U.S. Classification600/309, 600/365, 156/60
International ClassificationA61B5/00, B29C65/00
Cooperative ClassificationB29K2063/00, B29K2077/00, B29K2001/00, B29C65/16, B29C65/48, B29C66/53245, B29K2101/10, B29C65/08, B29K2067/00, B29K2023/12, B29K2101/12, B29K2023/06, A61B5/14865, B29C65/10, B29K2025/00, B29K2027/06, A61B5/14532, B29K2075/00, B29C65/18, B29C66/5326
European ClassificationA61B5/145G, A61B5/1486B, B29C66/534, B29C65/18
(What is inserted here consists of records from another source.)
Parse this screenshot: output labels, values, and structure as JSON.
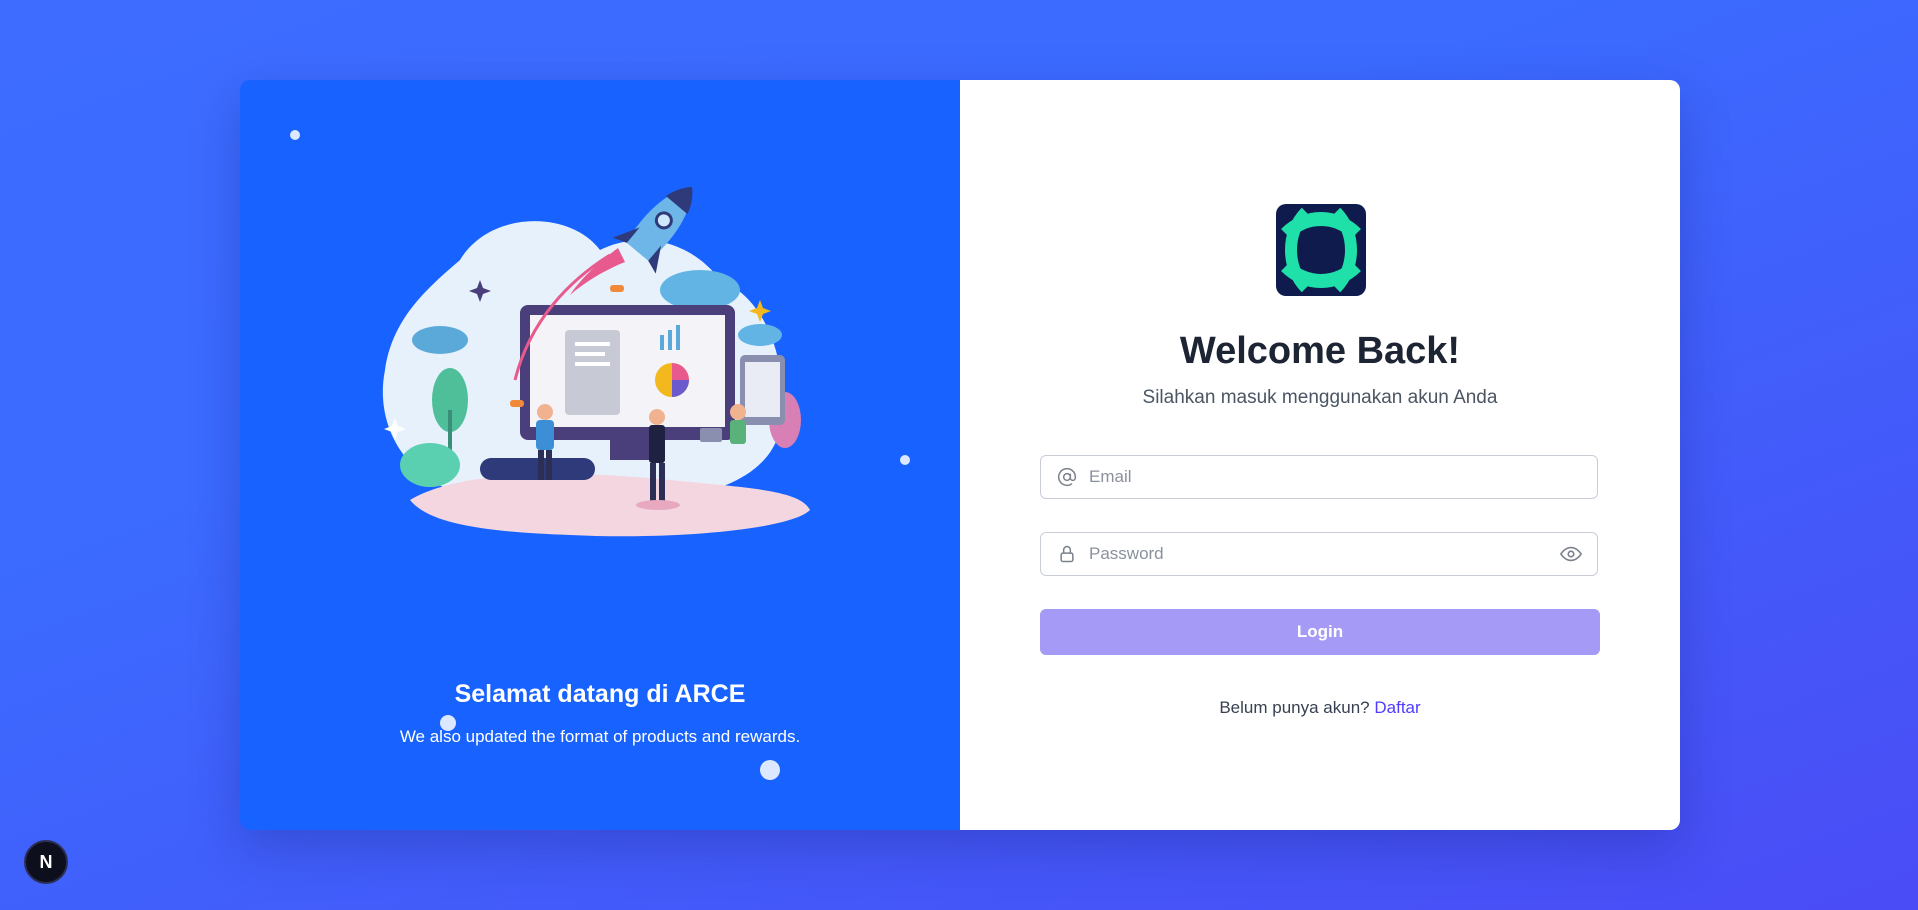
{
  "left_panel": {
    "title": "Selamat datang di ARCE",
    "subtitle": "We also updated the format of products and rewards.",
    "illustration": "rocket-launch-illustration"
  },
  "right_panel": {
    "logo": "arce-logo",
    "heading": "Welcome Back!",
    "subtitle": "Silahkan masuk menggunakan akun Anda",
    "email": {
      "value": "",
      "placeholder": "Email",
      "icon": "at-icon"
    },
    "password": {
      "value": "",
      "placeholder": "Password",
      "icon": "lock-icon",
      "toggle_icon": "eye-icon"
    },
    "login_label": "Login",
    "signup_prompt": "Belum punya akun?",
    "signup_link": "Daftar"
  },
  "dev_badge": {
    "label": "N"
  },
  "colors": {
    "background": "#3b6bff",
    "left_panel": "#1863ff",
    "login_button": "#a59bf7",
    "link": "#4f3cff",
    "logo_dark": "#0f1b4d",
    "logo_green": "#1fe0a8"
  }
}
Legal Events
DateCodeEventDescription
5 Nov 2004ASAssignment
Owner name: DEXCOM, INC., CALIFORNIA
Free format text: ASSIGNMENT OF ASSIGNORS INTEREST;ASSIGNORS:NEALE, PAUL;TAPSAK, MARK;SAINT, SEAN;AND OTHERS;REEL/FRAME:015372/0544;SIGNING DATES FROM 20040827 TO 20040907